Western Refining owns the general partner of NTI, they took control from some private equity investors in late 2013 and also own a large stake in the limited partnership — I’m not sure why they wouldn’t take the whole thing over, but maybe it works out better for them this way.
Refiners in general have been a popular place to be over the past nine months, as folks look for respite from the crashing oil price by investing in the companies who actually benefit from falling oil prices — so most of the big refiners have risen nicely over the past year, while Northern Tier has pretty much been flat (they’ve had a total return of 12% over the past 12 months, but that’s all from the dividend)… though they have done better than fellow refining MLP CVR Refining (CVRR), which should also have a prime location (in Cushing) and is down more than 10%.

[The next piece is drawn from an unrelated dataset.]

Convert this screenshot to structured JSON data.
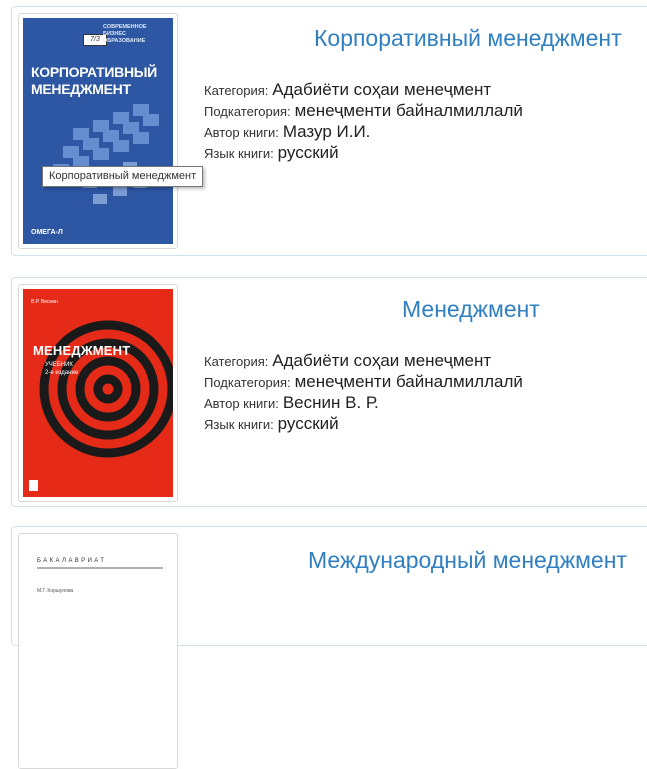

And beyond that, you’re on your own — it’s an interesting little company that’s actually being pretty aggressive about sourcing cheaper crude from the Bakken, they’ve got some ambitions of growing either organically or through acquisitions and could probably buy a small refiner pretty easily given their low debt levels, and they have paid out a nice (though unstable) yield over the last couple years. You can see their most recent investor presentation here, but they report next week so numbers could certainly change quickly.

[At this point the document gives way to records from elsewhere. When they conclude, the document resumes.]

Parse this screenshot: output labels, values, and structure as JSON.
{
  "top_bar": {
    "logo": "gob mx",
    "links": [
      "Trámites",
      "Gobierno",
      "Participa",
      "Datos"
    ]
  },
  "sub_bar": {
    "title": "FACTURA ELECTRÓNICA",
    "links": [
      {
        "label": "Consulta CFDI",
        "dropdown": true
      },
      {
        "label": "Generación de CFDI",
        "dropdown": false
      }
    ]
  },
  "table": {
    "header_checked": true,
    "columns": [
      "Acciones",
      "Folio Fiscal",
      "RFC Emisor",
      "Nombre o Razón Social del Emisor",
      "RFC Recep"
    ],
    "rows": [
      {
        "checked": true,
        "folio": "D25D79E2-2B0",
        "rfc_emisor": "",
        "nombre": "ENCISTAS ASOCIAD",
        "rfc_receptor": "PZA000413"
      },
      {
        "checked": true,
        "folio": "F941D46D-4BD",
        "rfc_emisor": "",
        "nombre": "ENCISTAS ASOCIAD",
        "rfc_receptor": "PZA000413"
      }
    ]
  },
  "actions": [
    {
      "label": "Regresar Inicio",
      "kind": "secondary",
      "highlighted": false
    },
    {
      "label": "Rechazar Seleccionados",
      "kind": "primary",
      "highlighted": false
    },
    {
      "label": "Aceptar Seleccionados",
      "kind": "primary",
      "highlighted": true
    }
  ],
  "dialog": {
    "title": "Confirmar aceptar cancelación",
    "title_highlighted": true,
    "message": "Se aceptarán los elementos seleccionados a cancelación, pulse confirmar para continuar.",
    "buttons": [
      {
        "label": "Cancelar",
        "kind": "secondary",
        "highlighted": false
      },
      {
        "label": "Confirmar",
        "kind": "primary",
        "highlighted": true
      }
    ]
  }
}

Sound like the kind of investment that would interest you? Let us know what you think with a comment below.